To say that Tile Drop is trying hard to adapt to the App Store trends of late 2012 is an understatement. The game capitalises on the current iOS design trends. The icon, for instance, is extremely basic yet illustrative of the type of puzzler you're about to play. You may notice some resemblance with Zach Gage's SpellTower if they happen to be on the same iPhone screen, as it is in my case. Once you launch the app, the white backgrounds and the menu layout show a very strong influence from Loren Brichter's Letterpress. Even the animations and the sounds used are heavily inspired by it. Other than the more muted CMYK colour palette, I don't think anyone wouldn't spot the similitudes.
In the search for hints
One thing I learned from The Heist is that presentation matters a lot when you're trying to get people to play something as simple as a sliding puzzle. This is why I have started talking about the looks and not how it plays. Tile Drop removes all the unnecessary clutter, keeping the bare minimum to make the game playable. I cannot stress enough how this distraction free environment changes the game experience.
The mechanics that worked before are still there. The goal of the game is removing all the coloured tiles from the grid. These squares disappear when they touch another square with the same colour. In early levels there's plenty of room to move the tiles around although difficulty ramps up quickly. Swiping vertically or horizontally will move every coloured tile to that direction. This is like having a magnet on your finger that the different pieces follow. A limited amount of allowed moves per turn and the odd obstacles complete the challenge.

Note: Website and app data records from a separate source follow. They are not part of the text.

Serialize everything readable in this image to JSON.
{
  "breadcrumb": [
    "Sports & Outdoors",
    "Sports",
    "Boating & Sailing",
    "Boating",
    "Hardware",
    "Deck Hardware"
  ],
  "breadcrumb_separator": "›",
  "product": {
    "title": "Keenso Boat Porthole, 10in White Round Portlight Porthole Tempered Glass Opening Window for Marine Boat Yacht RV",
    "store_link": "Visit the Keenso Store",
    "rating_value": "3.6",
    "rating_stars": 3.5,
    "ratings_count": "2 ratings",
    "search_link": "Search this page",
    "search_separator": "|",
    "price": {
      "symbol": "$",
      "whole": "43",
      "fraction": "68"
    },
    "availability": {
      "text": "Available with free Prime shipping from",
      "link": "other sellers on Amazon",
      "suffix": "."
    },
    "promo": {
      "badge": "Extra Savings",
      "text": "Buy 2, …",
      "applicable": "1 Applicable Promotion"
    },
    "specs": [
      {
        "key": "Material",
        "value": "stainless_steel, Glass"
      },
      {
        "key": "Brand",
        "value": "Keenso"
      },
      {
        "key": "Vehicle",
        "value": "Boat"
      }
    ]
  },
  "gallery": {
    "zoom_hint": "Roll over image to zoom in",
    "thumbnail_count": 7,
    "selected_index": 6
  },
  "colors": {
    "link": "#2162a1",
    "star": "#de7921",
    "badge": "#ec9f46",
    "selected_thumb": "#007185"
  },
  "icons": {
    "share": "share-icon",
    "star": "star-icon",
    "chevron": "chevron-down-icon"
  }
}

Although sounds extremely simplistic, the right mixture of frustration and ease to replay levels makes the game rather addictive. There is a hint system prominently advertised with a green button that will suggest the first move for the level. The idea is to get a head-start and experiment from there, with subsequent hints telling you the next moves in case you get stuck.
Hints are a limited currency in Tile Drop and there are several — and original — ways to obtain them. The most crude is to buy them directly as an in-app-purchase. There are free alternatives involving game cross-promotion, opening an App Store link for a featured game for instance. You tend to receive more hints just launching the app anyway.
I particularly like the option to build your own puzzles (and share them with the world) to express yourself and gain some free hints in the process. The way the game screen is laid out means the name of the creator (using Facebook) and a small avatar will appear there. I haven't been able to test the level-making system so I cannot confirm if this uses Game Center integration at all. The level pack builder section is blocked until you complete certain goals, which I thought was a good opportunity to add an unlockable in-app purchase.
For an Universal app I would have liked to use some type of game sync so I don't need to play the same levels on my iPhone and iPad. I'd also prefer to unlock some features upfront with IAP rather than grind my way around.
Tile Drop is a great iteration on the original game by Daniel Wood, Blockees. Almost everything in it has a direct influence from the word game Letterpress and I hope it captures the attention of the same audience. The end result is a very pleasing and relaxing puzzler stripped from visual clutter. For me it works in many levels and I hope the developer continues to polish it. As simple and trend-conscious, it's a winner.